▶ _Records from a collection_
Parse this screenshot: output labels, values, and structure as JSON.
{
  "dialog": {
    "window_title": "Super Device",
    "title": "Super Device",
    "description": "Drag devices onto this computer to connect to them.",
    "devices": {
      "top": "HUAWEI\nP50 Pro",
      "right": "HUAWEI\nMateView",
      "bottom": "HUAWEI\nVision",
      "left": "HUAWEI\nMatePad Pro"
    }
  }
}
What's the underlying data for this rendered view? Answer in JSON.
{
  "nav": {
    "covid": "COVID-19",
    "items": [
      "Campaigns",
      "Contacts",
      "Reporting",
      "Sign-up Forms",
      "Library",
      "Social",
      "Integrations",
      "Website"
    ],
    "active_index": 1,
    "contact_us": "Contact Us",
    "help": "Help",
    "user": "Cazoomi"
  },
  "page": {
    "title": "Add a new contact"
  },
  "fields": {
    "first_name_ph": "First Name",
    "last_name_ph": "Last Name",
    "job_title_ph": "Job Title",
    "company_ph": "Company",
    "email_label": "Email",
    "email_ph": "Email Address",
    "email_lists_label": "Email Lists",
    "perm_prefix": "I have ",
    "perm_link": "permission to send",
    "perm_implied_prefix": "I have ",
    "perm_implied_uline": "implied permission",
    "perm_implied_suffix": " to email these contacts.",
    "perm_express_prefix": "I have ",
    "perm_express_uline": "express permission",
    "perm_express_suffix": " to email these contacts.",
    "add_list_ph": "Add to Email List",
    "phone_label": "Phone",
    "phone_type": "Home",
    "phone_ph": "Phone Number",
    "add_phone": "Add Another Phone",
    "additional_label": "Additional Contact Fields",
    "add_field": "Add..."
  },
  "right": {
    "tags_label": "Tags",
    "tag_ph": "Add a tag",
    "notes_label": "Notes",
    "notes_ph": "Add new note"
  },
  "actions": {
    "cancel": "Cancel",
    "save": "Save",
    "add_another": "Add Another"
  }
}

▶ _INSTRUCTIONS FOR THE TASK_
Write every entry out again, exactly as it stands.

▶ _TASK ANSWER_
Parse this screenshot: output labels, values, and structure as JSON.
{
  "dialog": {
    "window_title": "Super Device",
    "title": "Super Device",
    "description": "Drag devices onto this computer to connect to them.",
    "devices": {
      "top": "HUAWEI\nP50 Pro",
      "right": "HUAWEI\nMateView",
      "bottom": "HUAWEI\nVision",
      "left": "HUAWEI\nMatePad Pro"
    }
  }
}
What's the underlying data for this rendered view? Answer in JSON.
{
  "nav": {
    "covid": "COVID-19",
    "items": [
      "Campaigns",
      "Contacts",
      "Reporting",
      "Sign-up Forms",
      "Library",
      "Social",
      "Integrations",
      "Website"
    ],
    "active_index": 1,
    "contact_us": "Contact Us",
    "help": "Help",
    "user": "Cazoomi"
  },
  "page": {
    "title": "Add a new contact"
  },
  "fields": {
    "first_name_ph": "First Name",
    "last_name_ph": "Last Name",
    "job_title_ph": "Job Title",
    "company_ph": "Company",
    "email_label": "Email",
    "email_ph": "Email Address",
    "email_lists_label": "Email Lists",
    "perm_prefix": "I have ",
    "perm_link": "permission to send",
    "perm_implied_prefix": "I have ",
    "perm_implied_uline": "implied permission",
    "perm_implied_suffix": " to email these contacts.",
    "perm_express_prefix": "I have ",
    "perm_express_uline": "express permission",
    "perm_express_suffix": " to email these contacts.",
    "add_list_ph": "Add to Email List",
    "phone_label": "Phone",
    "phone_type": "Home",
    "phone_ph": "Phone Number",
    "add_phone": "Add Another Phone",
    "additional_label": "Additional Contact Fields",
    "add_field": "Add..."
  },
  "right": {
    "tags_label": "Tags",
    "tag_ph": "Add a tag",
    "notes_label": "Notes",
    "notes_ph": "Add new note"
  },
  "actions": {
    "cancel": "Cancel",
    "save": "Save",
    "add_another": "Add Another"
  }
}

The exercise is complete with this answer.